*** Opening of Provided records ***

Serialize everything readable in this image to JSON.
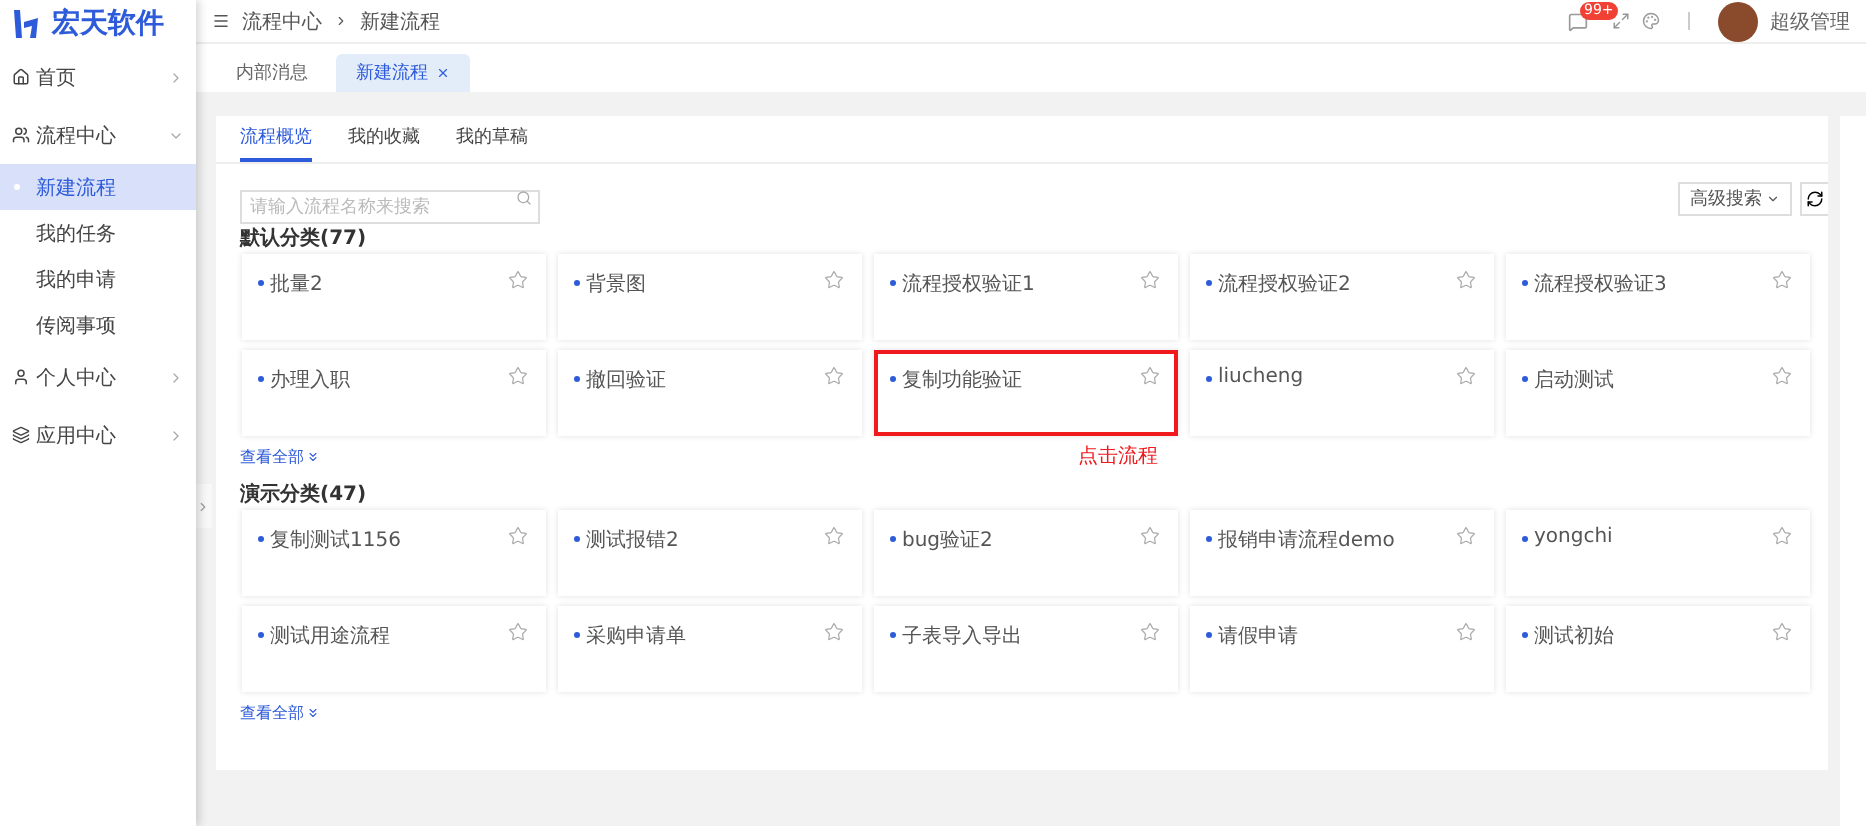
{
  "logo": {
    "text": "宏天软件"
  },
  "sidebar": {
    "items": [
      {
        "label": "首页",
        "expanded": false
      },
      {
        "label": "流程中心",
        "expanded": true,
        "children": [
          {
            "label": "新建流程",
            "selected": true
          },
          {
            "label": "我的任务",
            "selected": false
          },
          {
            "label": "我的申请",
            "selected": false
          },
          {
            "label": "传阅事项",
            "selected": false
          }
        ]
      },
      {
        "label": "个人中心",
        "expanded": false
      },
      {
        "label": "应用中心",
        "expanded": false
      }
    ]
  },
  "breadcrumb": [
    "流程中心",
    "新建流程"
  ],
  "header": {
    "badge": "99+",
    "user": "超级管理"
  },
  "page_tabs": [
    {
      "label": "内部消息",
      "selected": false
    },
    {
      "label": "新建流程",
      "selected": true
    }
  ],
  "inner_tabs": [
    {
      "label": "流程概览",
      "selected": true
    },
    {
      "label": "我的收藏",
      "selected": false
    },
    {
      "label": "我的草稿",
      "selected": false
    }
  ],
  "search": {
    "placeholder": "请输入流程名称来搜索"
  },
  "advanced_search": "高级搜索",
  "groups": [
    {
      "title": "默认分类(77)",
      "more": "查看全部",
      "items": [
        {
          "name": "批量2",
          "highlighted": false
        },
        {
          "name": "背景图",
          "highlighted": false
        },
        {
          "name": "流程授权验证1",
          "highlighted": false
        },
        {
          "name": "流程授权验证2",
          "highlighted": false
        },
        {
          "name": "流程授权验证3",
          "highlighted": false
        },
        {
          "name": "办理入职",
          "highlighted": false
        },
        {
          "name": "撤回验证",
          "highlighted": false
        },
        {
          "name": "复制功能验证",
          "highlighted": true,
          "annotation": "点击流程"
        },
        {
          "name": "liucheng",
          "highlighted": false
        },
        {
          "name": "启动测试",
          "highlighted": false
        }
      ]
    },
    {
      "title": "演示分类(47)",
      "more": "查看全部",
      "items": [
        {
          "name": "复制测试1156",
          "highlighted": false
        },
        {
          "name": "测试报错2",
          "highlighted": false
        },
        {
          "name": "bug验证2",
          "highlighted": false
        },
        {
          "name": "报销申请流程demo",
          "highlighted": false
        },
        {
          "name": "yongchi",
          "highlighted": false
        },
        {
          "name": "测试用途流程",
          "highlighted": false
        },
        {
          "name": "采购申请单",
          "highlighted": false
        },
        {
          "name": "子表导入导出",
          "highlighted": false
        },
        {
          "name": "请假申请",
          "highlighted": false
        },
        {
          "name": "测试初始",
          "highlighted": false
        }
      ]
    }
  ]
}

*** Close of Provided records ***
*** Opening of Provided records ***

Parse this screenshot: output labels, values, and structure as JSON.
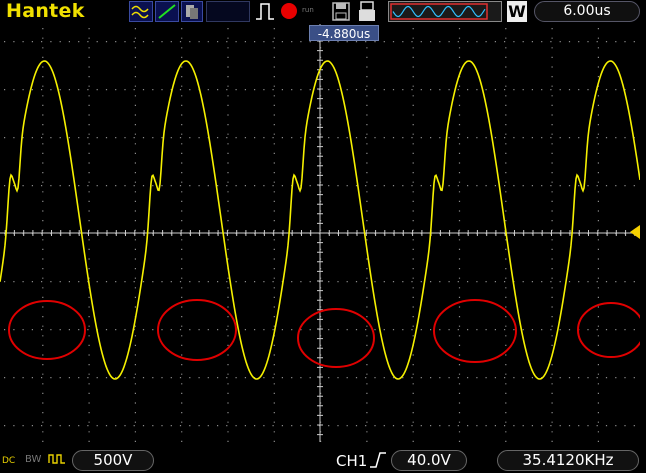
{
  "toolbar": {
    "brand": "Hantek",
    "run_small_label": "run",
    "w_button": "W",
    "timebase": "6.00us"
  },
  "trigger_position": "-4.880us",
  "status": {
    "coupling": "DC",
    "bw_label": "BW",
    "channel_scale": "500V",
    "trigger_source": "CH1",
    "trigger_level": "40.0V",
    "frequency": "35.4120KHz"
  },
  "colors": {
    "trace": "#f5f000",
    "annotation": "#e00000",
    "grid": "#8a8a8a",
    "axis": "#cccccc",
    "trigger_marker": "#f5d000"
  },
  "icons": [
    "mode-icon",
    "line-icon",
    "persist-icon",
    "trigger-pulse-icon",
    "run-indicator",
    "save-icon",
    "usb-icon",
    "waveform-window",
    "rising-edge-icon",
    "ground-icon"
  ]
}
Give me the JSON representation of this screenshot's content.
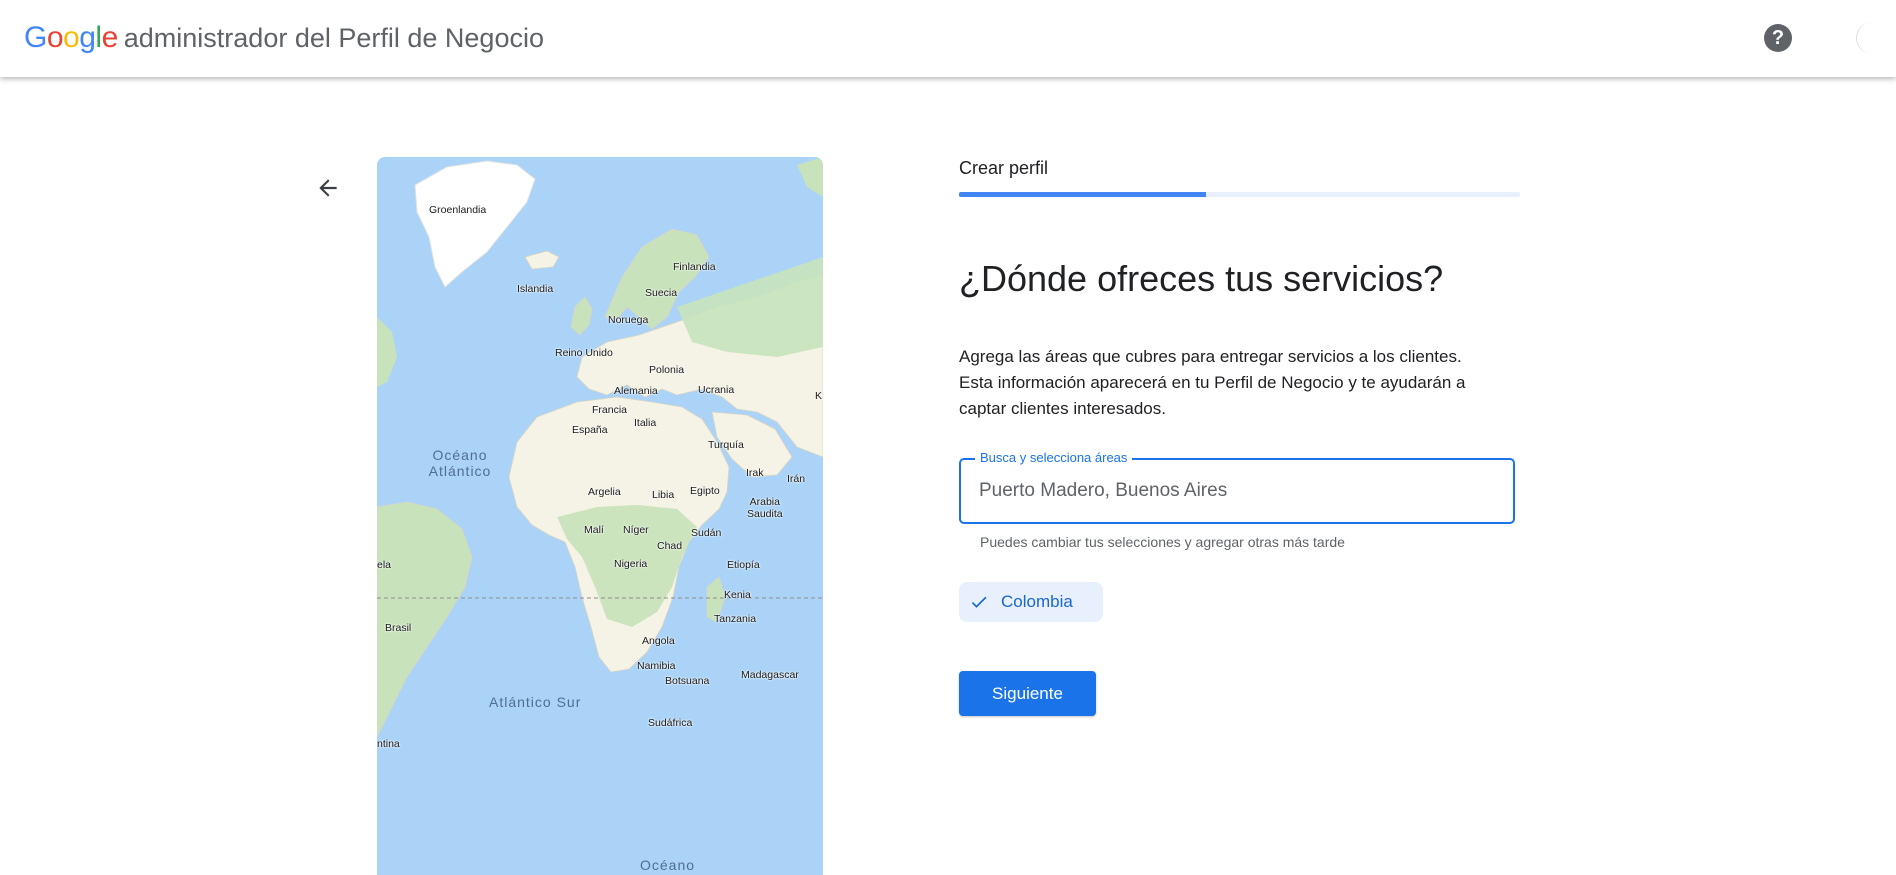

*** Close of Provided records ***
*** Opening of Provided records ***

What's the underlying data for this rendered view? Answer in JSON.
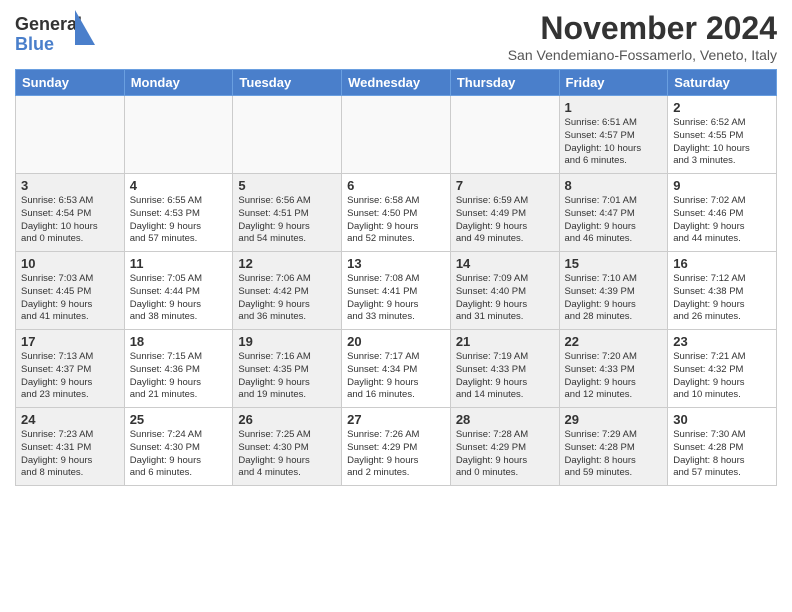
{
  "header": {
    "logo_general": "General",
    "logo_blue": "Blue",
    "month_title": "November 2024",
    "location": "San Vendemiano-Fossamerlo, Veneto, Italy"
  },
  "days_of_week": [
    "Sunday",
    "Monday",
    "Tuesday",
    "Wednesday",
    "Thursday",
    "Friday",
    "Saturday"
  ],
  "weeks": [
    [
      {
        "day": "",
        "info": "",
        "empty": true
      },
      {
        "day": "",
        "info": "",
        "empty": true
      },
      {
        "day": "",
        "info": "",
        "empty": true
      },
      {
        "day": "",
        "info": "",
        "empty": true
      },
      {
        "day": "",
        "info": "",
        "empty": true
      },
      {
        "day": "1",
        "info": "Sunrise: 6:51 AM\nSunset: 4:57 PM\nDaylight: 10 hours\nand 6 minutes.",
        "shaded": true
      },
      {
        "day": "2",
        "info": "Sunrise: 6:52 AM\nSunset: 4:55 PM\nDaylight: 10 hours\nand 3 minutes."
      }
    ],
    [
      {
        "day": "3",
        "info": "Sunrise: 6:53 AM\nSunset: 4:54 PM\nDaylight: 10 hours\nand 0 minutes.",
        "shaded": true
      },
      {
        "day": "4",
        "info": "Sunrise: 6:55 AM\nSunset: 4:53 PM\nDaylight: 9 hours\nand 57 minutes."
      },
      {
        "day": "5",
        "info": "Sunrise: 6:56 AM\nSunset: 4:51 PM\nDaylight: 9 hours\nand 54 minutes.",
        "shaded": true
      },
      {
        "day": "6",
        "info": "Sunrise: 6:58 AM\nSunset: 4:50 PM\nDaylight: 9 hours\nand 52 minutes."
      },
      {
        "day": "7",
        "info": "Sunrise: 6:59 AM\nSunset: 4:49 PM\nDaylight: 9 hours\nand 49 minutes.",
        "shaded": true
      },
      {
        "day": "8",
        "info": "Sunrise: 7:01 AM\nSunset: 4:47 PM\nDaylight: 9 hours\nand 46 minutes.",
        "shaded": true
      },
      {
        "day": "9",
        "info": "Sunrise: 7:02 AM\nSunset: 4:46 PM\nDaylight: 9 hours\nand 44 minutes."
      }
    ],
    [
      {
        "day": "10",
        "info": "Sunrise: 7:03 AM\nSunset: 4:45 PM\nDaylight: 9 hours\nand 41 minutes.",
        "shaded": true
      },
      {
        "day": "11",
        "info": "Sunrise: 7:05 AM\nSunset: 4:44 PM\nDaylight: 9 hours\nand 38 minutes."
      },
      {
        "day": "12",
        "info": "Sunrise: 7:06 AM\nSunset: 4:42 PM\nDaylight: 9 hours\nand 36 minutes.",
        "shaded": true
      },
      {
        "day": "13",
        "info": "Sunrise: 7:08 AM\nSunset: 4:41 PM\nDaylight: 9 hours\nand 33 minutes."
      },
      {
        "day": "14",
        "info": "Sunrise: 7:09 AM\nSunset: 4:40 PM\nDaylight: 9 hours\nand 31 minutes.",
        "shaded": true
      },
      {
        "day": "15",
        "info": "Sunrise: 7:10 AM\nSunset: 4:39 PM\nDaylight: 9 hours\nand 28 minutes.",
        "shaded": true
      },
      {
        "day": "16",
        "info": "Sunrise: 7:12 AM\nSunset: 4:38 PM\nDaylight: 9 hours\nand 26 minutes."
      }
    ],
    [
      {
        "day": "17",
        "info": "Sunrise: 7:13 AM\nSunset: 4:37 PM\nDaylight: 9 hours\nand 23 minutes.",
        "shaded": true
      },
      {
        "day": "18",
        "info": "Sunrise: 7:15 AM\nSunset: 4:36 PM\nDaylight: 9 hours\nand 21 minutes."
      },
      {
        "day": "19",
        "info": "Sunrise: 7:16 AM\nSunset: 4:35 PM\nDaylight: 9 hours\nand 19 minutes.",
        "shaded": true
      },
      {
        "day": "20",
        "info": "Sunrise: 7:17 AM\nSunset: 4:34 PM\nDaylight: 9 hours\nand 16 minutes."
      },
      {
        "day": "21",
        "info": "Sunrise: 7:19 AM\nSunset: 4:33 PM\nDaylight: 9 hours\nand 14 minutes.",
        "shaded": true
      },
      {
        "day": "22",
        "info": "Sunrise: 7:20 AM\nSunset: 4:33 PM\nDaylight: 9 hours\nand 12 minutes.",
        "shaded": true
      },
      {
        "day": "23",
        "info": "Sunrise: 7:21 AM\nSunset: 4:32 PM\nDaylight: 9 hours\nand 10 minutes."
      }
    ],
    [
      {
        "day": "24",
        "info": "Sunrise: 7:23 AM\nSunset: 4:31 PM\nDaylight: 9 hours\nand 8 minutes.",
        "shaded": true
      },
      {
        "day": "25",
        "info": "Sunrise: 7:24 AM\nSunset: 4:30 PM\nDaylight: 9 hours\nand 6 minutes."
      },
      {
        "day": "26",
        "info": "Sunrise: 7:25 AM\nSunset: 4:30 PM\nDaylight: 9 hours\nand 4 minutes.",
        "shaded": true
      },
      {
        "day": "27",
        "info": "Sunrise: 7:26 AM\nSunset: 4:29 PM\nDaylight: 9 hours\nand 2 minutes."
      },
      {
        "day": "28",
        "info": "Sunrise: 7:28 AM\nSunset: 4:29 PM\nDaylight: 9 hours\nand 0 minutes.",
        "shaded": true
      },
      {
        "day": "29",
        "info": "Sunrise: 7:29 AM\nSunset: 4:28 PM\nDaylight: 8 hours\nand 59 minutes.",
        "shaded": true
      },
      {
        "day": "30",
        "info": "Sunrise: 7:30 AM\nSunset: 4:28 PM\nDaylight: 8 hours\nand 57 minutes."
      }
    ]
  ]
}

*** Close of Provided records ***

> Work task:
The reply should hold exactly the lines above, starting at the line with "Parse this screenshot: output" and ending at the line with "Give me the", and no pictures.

> Answer to the exercise:
Parse this screenshot: output labels, values, and structure as JSON.
{
  "toolbar": {
    "brand": "Hantek",
    "run_small_label": "run",
    "w_button": "W",
    "timebase": "6.00us"
  },
  "trigger_position": "-4.880us",
  "status": {
    "coupling": "DC",
    "bw_label": "BW",
    "channel_scale": "500V",
    "trigger_source": "CH1",
    "trigger_level": "40.0V",
    "frequency": "35.4120KHz"
  },
  "colors": {
    "trace": "#f5f000",
    "annotation": "#e00000",
    "grid": "#8a8a8a",
    "axis": "#cccccc",
    "trigger_marker": "#f5d000"
  },
  "icons": [
    "mode-icon",
    "line-icon",
    "persist-icon",
    "trigger-pulse-icon",
    "run-indicator",
    "save-icon",
    "usb-icon",
    "waveform-window",
    "rising-edge-icon",
    "ground-icon"
  ]
}
Give me the JSON representation of this screenshot's content.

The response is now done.